Rebutting the buts budget constraints imperfect knowledge all other prices where to start? Cross ‘subsidise’ or value capture always - but the costs don’t go away! never - but direction can be calculated This is the problem
The Key Questions • Are external costs real or imaginary? • Can we measure them accurately enough? • Does charging for them have negative effects on the economy? • Who gains? Who loses? • What to do with the revenue? • Do price changes influence behaviour?
The key answers • • • Real or imaginary? Real Accurate? No, but enough for action Economy? Not charging is worse Gains? Yes overall, but not everybody Revenue? Must plough back Change behaviour? Small short run, large long run
Progress? - a mixed picture Cited as ‘successes’ • Progress to freight distance-based charging • port charges Sweden, air charges Switzerland, road charges Norway, London. . . • rail track and operation separation Cited as ‘failures’ • harmonisation of fuel tax • slow progress of congestion charging • rail track and operation separation
The thesis of 2 EU Agendas ‘Marginal cost pricing for all modes’ - but two quite different meanings and objectives fair competition between companies in different countries, from the common transport policy (often implies prices down) reducing social costs, from the sustainable transport policy (often implies prices up)
Caveat This does not mean ‘economy versus the environment’. The distinction is between a narrow and broad definition of ‘economy’ - ie based on commercial or social considerations. External costs are real economic costs.

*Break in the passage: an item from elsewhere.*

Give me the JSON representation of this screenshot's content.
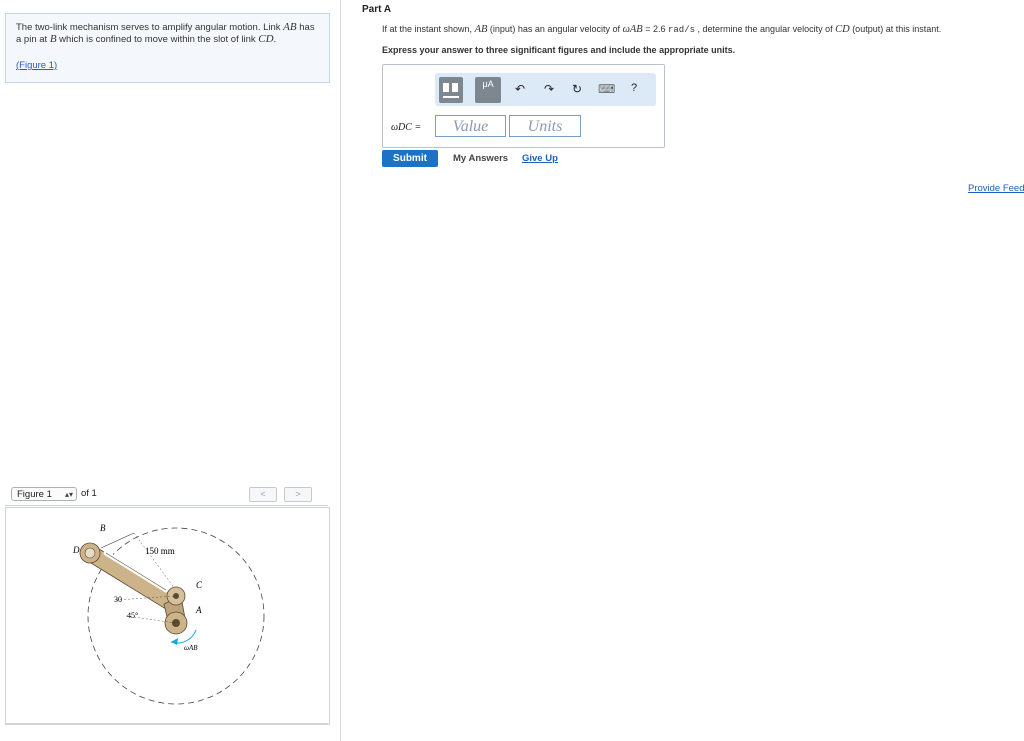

Consideration only of commercial private costs is now not a useful basis for transport policy.
The UK Strategy, 1998 ‘Enabling’ legislation - each city could choose whether to have road pricing If they said yes, then they could keep the money, and spend it on transport improvements (We did not expect London to be first, but the Mayor of London was an adventurer, and London had the worst congestion and the smallest proportion of car commuters)
The danger • The biggest distortion is the lack of road user charging, but the easiest pathway is to tackle public transport charging in the short run, roads in the long run… • This makes things worse before they get better, and makes the long run objective more difficult to achieve
Some information about London • Congestion charging started Feb 2003 Controversial, risk-taking Mayor • 21 sq. km of central London (1579 total) • Pay £ 5 (approx 7 euro) to drive in the zone, 07. 00 -18. 30 Mon-Fri. Pay by cash, post, www, or SMS on mobile phone. • Camera recognition of car numbers
Price Elasticity Greater Than Expected Tf. L Mid-point Forecast Outcome 1 st 6 months -20% chargeable vehicles + £ 120 m revenue 1 st year -30% chargeable vehicles +£ 68 m revenue est. 1 st year (also because of exemptions etc)
Lessons so far • More successful than expected (no ‘chaos’) • More popular than expected (no riots) • More rapid effect on the national policy debate than expected (controversial Mayor invited back into Labour Party, Government setting up more positive studies for national application - nobody waited for the five year monitoring results!)
Conclusion • The issue of road charging is the most important to solve… • And we need to remember that price is not the only tool of policy: there must be consistency with planning, physical management of the system, allocatioon of road capacity, ‘soft’ measures such as travel plans – and investment in new infrastructure is also distorted by wrong prices.